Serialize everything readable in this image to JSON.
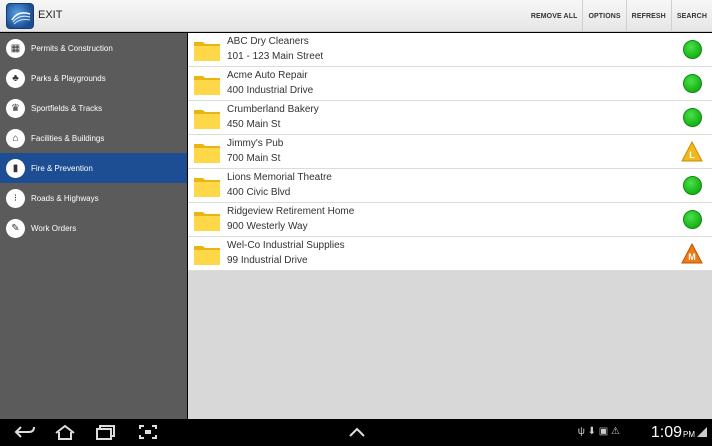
{
  "topbar": {
    "exit_label": "EXIT",
    "actions": [
      "REMOVE ALL",
      "OPTIONS",
      "REFRESH",
      "SEARCH"
    ]
  },
  "sidebar": {
    "items": [
      {
        "label": "Permits & Construction",
        "icon": "building-icon"
      },
      {
        "label": "Parks & Playgrounds",
        "icon": "tree-icon"
      },
      {
        "label": "Sportfields & Tracks",
        "icon": "trophy-icon"
      },
      {
        "label": "Facilities & Buildings",
        "icon": "warehouse-icon"
      },
      {
        "label": "Fire & Prevention",
        "icon": "extinguisher-icon"
      },
      {
        "label": "Roads & Highways",
        "icon": "traffic-light-icon"
      },
      {
        "label": "Work Orders",
        "icon": "clipboard-icon"
      }
    ],
    "active_index": 4,
    "active_color": "#1d4d92"
  },
  "list": {
    "rows": [
      {
        "name": "ABC Dry Cleaners",
        "address": "101 - 123 Main Street",
        "status": "green"
      },
      {
        "name": "Acme Auto Repair",
        "address": "400 Industrial Drive",
        "status": "green"
      },
      {
        "name": "Crumberland Bakery",
        "address": "450 Main St",
        "status": "green"
      },
      {
        "name": "Jimmy's Pub",
        "address": "700 Main St",
        "status": "warning",
        "status_letter": "L",
        "status_color": "#f2b81c"
      },
      {
        "name": "Lions Memorial Theatre",
        "address": "400 Civic Blvd",
        "status": "green"
      },
      {
        "name": "Ridgeview Retirement Home",
        "address": "900 Westerly Way",
        "status": "green"
      },
      {
        "name": "Wel-Co Industrial Supplies",
        "address": "99 Industrial Drive",
        "status": "warning",
        "status_letter": "M",
        "status_color": "#f07b14"
      }
    ]
  },
  "navbar": {
    "clock": "1:09",
    "ampm": "PM"
  }
}
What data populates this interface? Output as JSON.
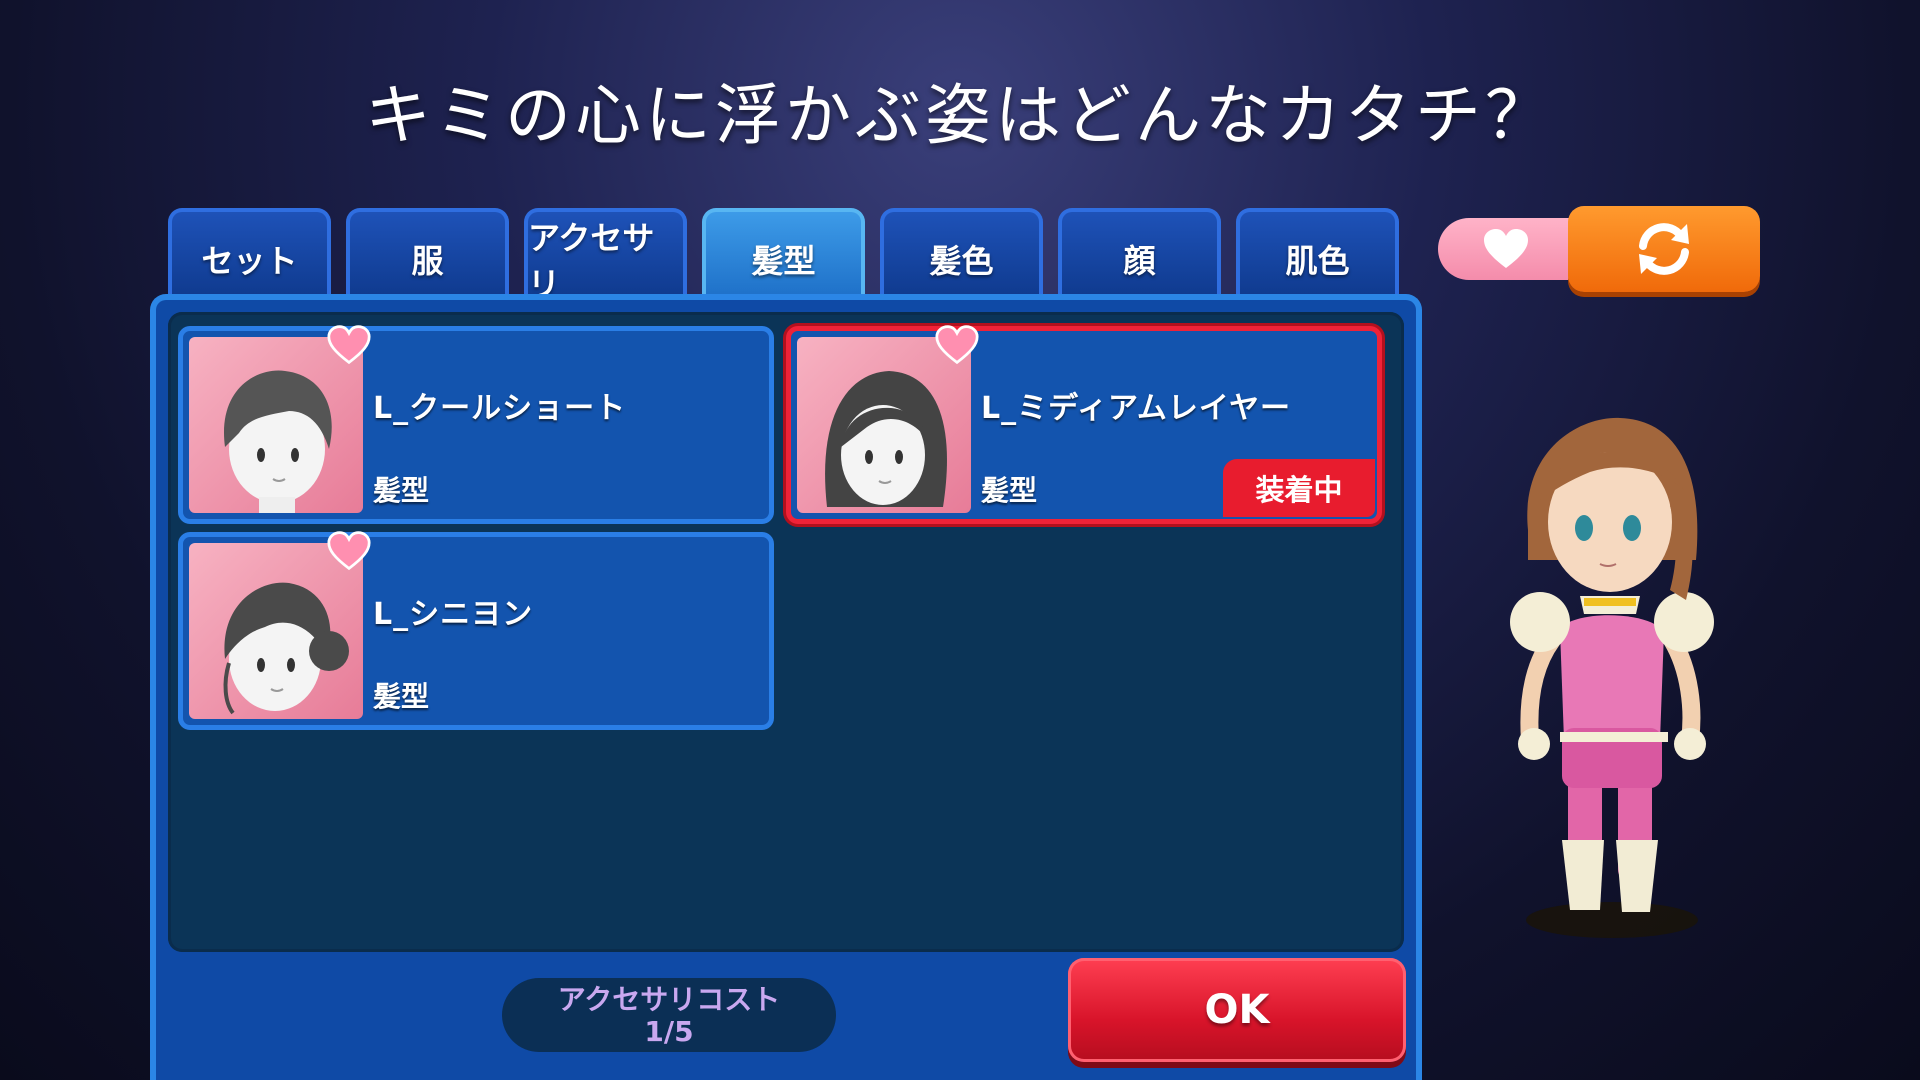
{
  "title": "キミの心に浮かぶ姿はどんなカタチ？",
  "tabs": [
    {
      "label": "セット",
      "active": false
    },
    {
      "label": "服",
      "active": false
    },
    {
      "label": "アクセサリ",
      "active": false
    },
    {
      "label": "髪型",
      "active": true
    },
    {
      "label": "髪色",
      "active": false
    },
    {
      "label": "顔",
      "active": false
    },
    {
      "label": "肌色",
      "active": false
    }
  ],
  "items": [
    {
      "name": "L_クールショート",
      "category": "髪型",
      "equipped": false
    },
    {
      "name": "L_ミディアムレイヤー",
      "category": "髪型",
      "equipped": true,
      "badge": "装着中"
    },
    {
      "name": "L_シニヨン",
      "category": "髪型",
      "equipped": false
    }
  ],
  "cost": {
    "label": "アクセサリコスト",
    "value": "1/5"
  },
  "ok_label": "OK",
  "icons": {
    "favorite": "heart-icon",
    "refresh": "refresh-icon"
  },
  "colors": {
    "accent": "#2a7ee6",
    "equipped": "#e81c2e",
    "ok": "#d8142a",
    "refresh": "#f06a0a",
    "favorite": "#f48cab"
  }
}
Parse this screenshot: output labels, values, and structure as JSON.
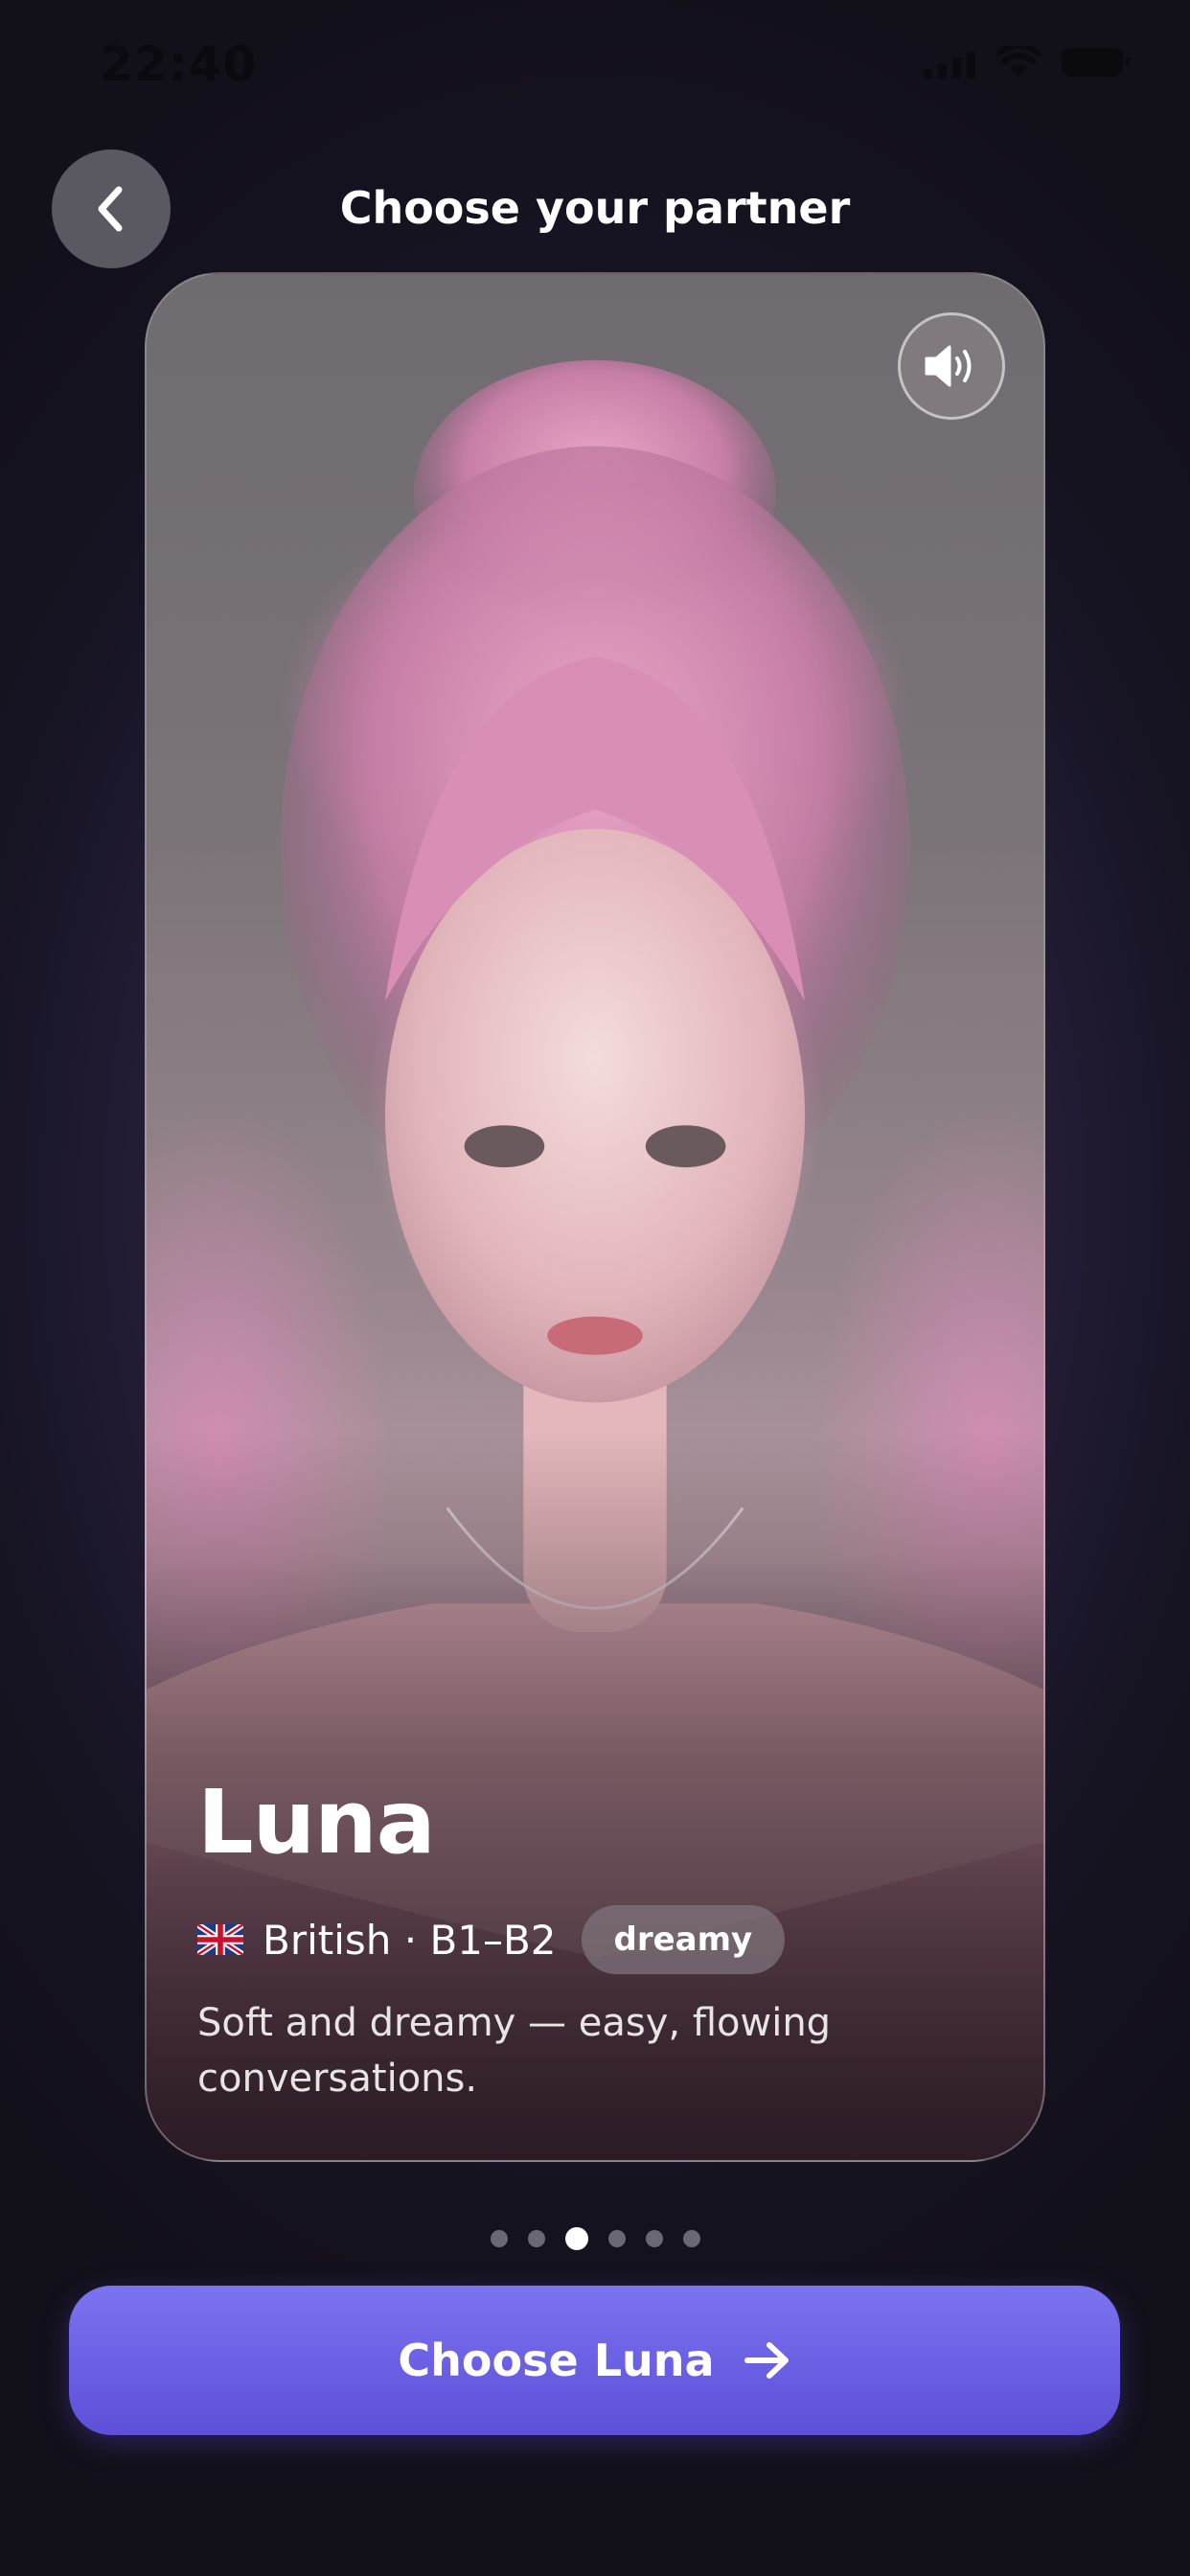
{
  "status_bar": {
    "time": "22:40"
  },
  "header": {
    "title": "Choose your partner",
    "back_icon": "chevron-left-icon"
  },
  "card": {
    "sound_icon": "speaker-volume-icon",
    "name": "Luna",
    "flag_icon": "uk-flag-icon",
    "meta": "British · B1–B2",
    "tag": "dreamy",
    "description": "Soft and dreamy — easy, flowing conversations."
  },
  "pager": {
    "count": 6,
    "active_index": 2
  },
  "cta": {
    "label": "Choose Luna",
    "icon": "arrow-right-icon"
  },
  "colors": {
    "background": "#1a1626",
    "accent": "#6a5ee6",
    "back_button": "#5a5860"
  }
}
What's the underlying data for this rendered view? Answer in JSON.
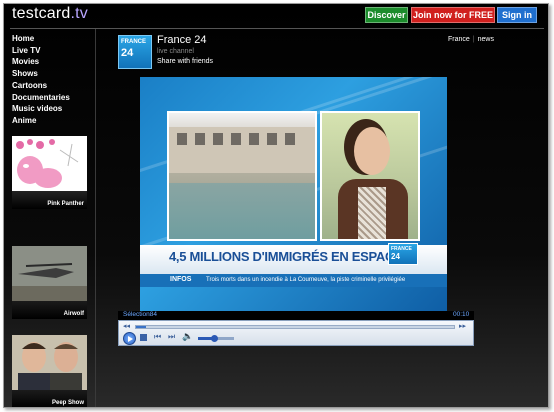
{
  "header": {
    "logo_main": "testcard",
    "logo_tld": ".tv",
    "buttons": {
      "discover": "Discover",
      "join": "Join now for FREE",
      "signin": "Sign in"
    }
  },
  "sidebar": {
    "nav": [
      "Home",
      "Live TV",
      "Movies",
      "Shows",
      "Cartoons",
      "Documentaries",
      "Music videos",
      "Anime"
    ],
    "thumbnails": [
      {
        "label": "Pink Panther"
      },
      {
        "label": "Airwolf"
      },
      {
        "label": "Peep Show"
      }
    ]
  },
  "channel": {
    "logo_line1": "FRANCE",
    "logo_line2": "24",
    "title": "France 24",
    "subtitle": "live channel",
    "share": "Share with friends",
    "tags": [
      "France",
      "news"
    ]
  },
  "video": {
    "headline": "4,5 MILLIONS D'IMMIGRÉS EN ESPAGNE",
    "badge_line1": "FRANCE",
    "badge_line2": "24",
    "ticker_label": "INFOS",
    "ticker_text": "Trois morts dans un incendie à La Courneuve, la piste criminelle privilégiée"
  },
  "player": {
    "clip_title": "Sélection84",
    "time": "00:10",
    "seek_progress": 0.03,
    "volume_level": 0.45,
    "icons": [
      "play-icon",
      "stop-icon",
      "previous-icon",
      "next-icon",
      "volume-icon"
    ]
  },
  "colors": {
    "discover": "#1c8c2c",
    "join": "#d0201e",
    "signin": "#1f6fcf",
    "tld": "#b9a6ff",
    "france24_blue": "#1870b8"
  }
}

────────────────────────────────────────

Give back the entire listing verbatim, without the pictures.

ANSWER SECTION -
Serialize everything readable in this image to JSON.
{
  "topbar": {
    "exit_label": "EXIT",
    "actions": [
      "REMOVE ALL",
      "OPTIONS",
      "REFRESH",
      "SEARCH"
    ]
  },
  "sidebar": {
    "items": [
      {
        "label": "Permits & Construction",
        "icon": "building-icon"
      },
      {
        "label": "Parks & Playgrounds",
        "icon": "tree-icon"
      },
      {
        "label": "Sportfields & Tracks",
        "icon": "trophy-icon"
      },
      {
        "label": "Facilities & Buildings",
        "icon": "warehouse-icon"
      },
      {
        "label": "Fire & Prevention",
        "icon": "extinguisher-icon"
      },
      {
        "label": "Roads & Highways",
        "icon": "traffic-light-icon"
      },
      {
        "label": "Work Orders",
        "icon": "clipboard-icon"
      }
    ],
    "active_index": 4,
    "active_color": "#1d4d92"
  },
  "list": {
    "rows": [
      {
        "name": "ABC Dry Cleaners",
        "address": "101 - 123 Main Street",
        "status": "green"
      },
      {
        "name": "Acme Auto Repair",
        "address": "400 Industrial Drive",
        "status": "green"
      },
      {
        "name": "Crumberland Bakery",
        "address": "450 Main St",
        "status": "green"
      },
      {
        "name": "Jimmy's Pub",
        "address": "700 Main St",
        "status": "warning",
        "status_letter": "L",
        "status_color": "#f2b81c"
      },
      {
        "name": "Lions Memorial Theatre",
        "address": "400 Civic Blvd",
        "status": "green"
      },
      {
        "name": "Ridgeview Retirement Home",
        "address": "900 Westerly Way",
        "status": "green"
      },
      {
        "name": "Wel-Co Industrial Supplies",
        "address": "99 Industrial Drive",
        "status": "warning",
        "status_letter": "M",
        "status_color": "#f07b14"
      }
    ]
  },
  "navbar": {
    "clock": "1:09",
    "ampm": "PM"
  }
}
What data populates this interface? Output as JSON.
{
  "title": "キミの心に浮かぶ姿はどんなカタチ？",
  "tabs": [
    {
      "label": "セット",
      "active": false
    },
    {
      "label": "服",
      "active": false
    },
    {
      "label": "アクセサリ",
      "active": false
    },
    {
      "label": "髪型",
      "active": true
    },
    {
      "label": "髪色",
      "active": false
    },
    {
      "label": "顔",
      "active": false
    },
    {
      "label": "肌色",
      "active": false
    }
  ],
  "items": [
    {
      "name": "L_クールショート",
      "category": "髪型",
      "equipped": false
    },
    {
      "name": "L_ミディアムレイヤー",
      "category": "髪型",
      "equipped": true,
      "badge": "装着中"
    },
    {
      "name": "L_シニヨン",
      "category": "髪型",
      "equipped": false
    }
  ],
  "cost": {
    "label": "アクセサリコスト",
    "value": "1/5"
  },
  "ok_label": "OK",
  "icons": {
    "favorite": "heart-icon",
    "refresh": "refresh-icon"
  },
  "colors": {
    "accent": "#2a7ee6",
    "equipped": "#e81c2e",
    "ok": "#d8142a",
    "refresh": "#f06a0a",
    "favorite": "#f48cab"
  }
}
Parse this screenshot: output labels, values, and structure as JSON.
{
  "status_bar": {
    "time": "22:40"
  },
  "header": {
    "title": "Choose your partner",
    "back_icon": "chevron-left-icon"
  },
  "card": {
    "sound_icon": "speaker-volume-icon",
    "name": "Luna",
    "flag_icon": "uk-flag-icon",
    "meta": "British · B1–B2",
    "tag": "dreamy",
    "description": "Soft and dreamy — easy, flowing conversations."
  },
  "pager": {
    "count": 6,
    "active_index": 2
  },
  "cta": {
    "label": "Choose Luna",
    "icon": "arrow-right-icon"
  },
  "colors": {
    "background": "#1a1626",
    "accent": "#6a5ee6",
    "back_button": "#5a5860"
  }
}
What's the underlying data for this rendered view? Answer in JSON.
{
  "header": {
    "logo_main": "testcard",
    "logo_tld": ".tv",
    "buttons": {
      "discover": "Discover",
      "join": "Join now for FREE",
      "signin": "Sign in"
    }
  },
  "sidebar": {
    "nav": [
      "Home",
      "Live TV",
      "Movies",
      "Shows",
      "Cartoons",
      "Documentaries",
      "Music videos",
      "Anime"
    ],
    "thumbnails": [
      {
        "label": "Pink Panther"
      },
      {
        "label": "Airwolf"
      },
      {
        "label": "Peep Show"
      }
    ]
  },
  "channel": {
    "logo_line1": "FRANCE",
    "logo_line2": "24",
    "title": "France 24",
    "subtitle": "live channel",
    "share": "Share with friends",
    "tags": [
      "France",
      "news"
    ]
  },
  "video": {
    "headline": "4,5 MILLIONS D'IMMIGRÉS EN ESPAGNE",
    "badge_line1": "FRANCE",
    "badge_line2": "24",
    "ticker_label": "INFOS",
    "ticker_text": "Trois morts dans un incendie à La Courneuve, la piste criminelle privilégiée"
  },
  "player": {
    "clip_title": "Sélection84",
    "time": "00:10",
    "seek_progress": 0.03,
    "volume_level": 0.45,
    "icons": [
      "play-icon",
      "stop-icon",
      "previous-icon",
      "next-icon",
      "volume-icon"
    ]
  },
  "colors": {
    "discover": "#1c8c2c",
    "join": "#d0201e",
    "signin": "#1f6fcf",
    "tld": "#b9a6ff",
    "france24_blue": "#1870b8"
  }
}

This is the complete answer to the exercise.